Tuesday, September 25, 2018

What We Tell Teens about Teenaged Behavior

As Thursday's big Judiciary hearing showdown looms, some important reading from the New York Times on how some teens view this issue.  I urge you - no matter your stance - to sit down and actually talk to your teen and listen to your teen about what he/she sees and feels at their own school.
Maycee Wieczorek, a 17-year-old in Rapid City, S.D., said it felt odd as a student to hear grown-ups dismissing the significance of Mr. Kavanaugh’s character in high school.

“For me and my friends his past is our now,” she said.
I also note this article in today's NY Times about what was written about a female "friend" of Kavanaugh's who was written about in his high school yearbook.  He was at an all-boys school and she was at a nearby all-girls school.  She was one of the woman who signed a letter of support for Kavanaugh.  The article explains a photo of Kavanaugh and friends who called themselves “Renate Alumni" referencing the woman.
“I learned about these yearbook pages only a few days ago,” Ms. Dolphin said in a statement to The New York Times. “I don’t know what ‘Renate Alumnus’ actually means.
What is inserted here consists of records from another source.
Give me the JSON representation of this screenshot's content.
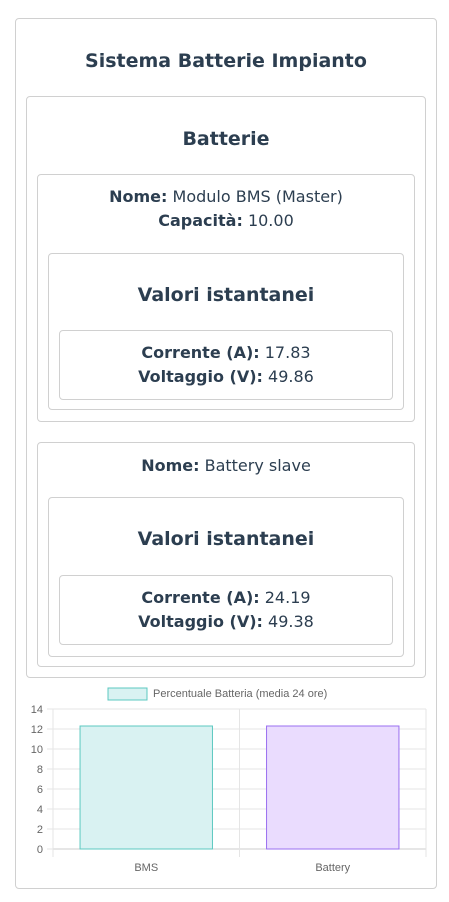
{
  "page": {
    "title": "Sistema Batterie Impianto"
  },
  "batteries_section": {
    "title": "Batterie",
    "batteries": [
      {
        "name_label": "Nome:",
        "name": "Modulo BMS (Master)",
        "capacity_label": "Capacità:",
        "capacity": "10.00",
        "instant_title": "Valori istantanei",
        "current_label": "Corrente (A):",
        "current": "17.83",
        "voltage_label": "Voltaggio (V):",
        "voltage": "49.86"
      },
      {
        "name_label": "Nome:",
        "name": "Battery slave",
        "instant_title": "Valori istantanei",
        "current_label": "Corrente (A):",
        "current": "24.19",
        "voltage_label": "Voltaggio (V):",
        "voltage": "49.38"
      }
    ]
  },
  "chart_data": {
    "type": "bar",
    "categories": [
      "BMS",
      "Battery"
    ],
    "series": [
      {
        "name": "Percentuale Batteria (media 24 ore)",
        "values": [
          12.3,
          12.3
        ]
      }
    ],
    "bar_colors": [
      {
        "fill": "#d9f2f2",
        "stroke": "#5cc8c0"
      },
      {
        "fill": "#eadcfe",
        "stroke": "#9a6ff0"
      }
    ],
    "legend_color": {
      "fill": "#d9f2f2",
      "stroke": "#5cc8c0"
    },
    "ylim": [
      0,
      14
    ],
    "yticks": [
      "0",
      "2",
      "4",
      "6",
      "8",
      "10",
      "12",
      "14"
    ],
    "grid": true,
    "legend_position": "top"
  }
}
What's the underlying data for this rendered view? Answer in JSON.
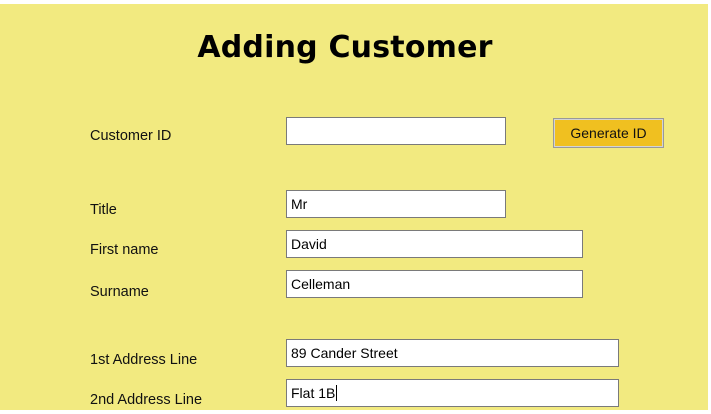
{
  "form": {
    "title": "Adding Customer",
    "generate_button_label": "Generate ID",
    "fields": {
      "customer_id": {
        "label": "Customer ID",
        "value": ""
      },
      "title": {
        "label": "Title",
        "value": "Mr"
      },
      "first_name": {
        "label": "First name",
        "value": "David"
      },
      "surname": {
        "label": "Surname",
        "value": "Celleman"
      },
      "address_line_1": {
        "label": "1st Address Line",
        "value": "89 Cander Street"
      },
      "address_line_2": {
        "label": "2nd Address Line",
        "value": "Flat 1B"
      }
    }
  },
  "colors": {
    "form_background": "#f2ea80",
    "button_background": "#f0c020"
  }
}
I can’t begin to comprehend what goes through the minds of 17-year-old boys who write such things, but the insinuation is horrible, hurtful and simply untrue. I pray their daughters are never treated this way. I will have no further comment.”

Ms. Dolphin said she had never kissed Judge Kavanaugh. “I think Brett must have me confused with someone else, because I never kissed him,” she said through her lawyer.

In an interview on Fox News on Monday, Judge Kavanaugh defended his high school behavior in general terms. “People might have had too many beers on occasion and people generally in high school — I think all of us have probably done things we look back on in high school and regret or cringe a bit,” he said.
I bring this up for two reasons.  

One, yearbooks truly are forever.  That we are now parsing a 35-year plus yearbook for information should tell you something.  The woman that those then-boys were laughing at now has pain because of their caddish, callous treatment.  But hey, they were just 17-year old boys.  I recall the pain my son - who has Special Ed issues - when something very unkind was printed in Hale's yearbook his senior year.  That two of the advisors who had been his teachers and knew of his situation let it go was equally painful.

My second reason is an age-old question of how much of a pass do we give teen behavior.  On the one hand, we know from scientific research that the teen-aged brain is not fully-formed.  Many teens lack the ability to judge outcomes or may have impulse control problems.  That needs to be understood in all issues involving teens and behavior.  

However, in many criminal cases, black and brown teens get disproportionately more punishment  than white teens.  Trump says Kavanaugh is a fine person and yet he wanted the group of teens - black teens - in the Central Park gang rape to be killed.  All those boys were found completely innocent of that crime.  

In 2015, a young man in a fraternity who sexually assaulted a young woman at a Stanford party out by a dumpster where she had passed out recently asked a court to not label him as a sex offender because:
(Brock) Turner wasn’t attempting rape at all when he thrust his body against an unconscious woman’s naked genitals in 2015, lawyer Eric Multhaup told the three appellate court judges. He was merely attempting “outercourse.”
Beware of boys/men who have all these terms and excuses for criminal behavior. I had a guy on Facebook argue that dragging someone in a room, shutting the door, holding them down and putting their hand over their mouth as they struggled to scream is not a crime.  I urged him to try it with a woman and see what the police think.

Mainly, this is plea for dialog but also just listening to your teen.  Youth is a learning place, a place for mistakes but there are easily many, many ways to learn from other people's mistakes and given your child tools so they do not have to go thru that kind of upset.

This goes for parents of boys as well as girls.  I think there is some karma energy to the fact that Judge Kavanaugh is the father of two girls. 

1 comment:

z said...

I urged him to try it with a woman and see what the police think.

Your point is solid, but poor wording. I suggest changing it to: asking a police officer or a judge what they think. Without trying it at all. You never know how literally a person like that will take things.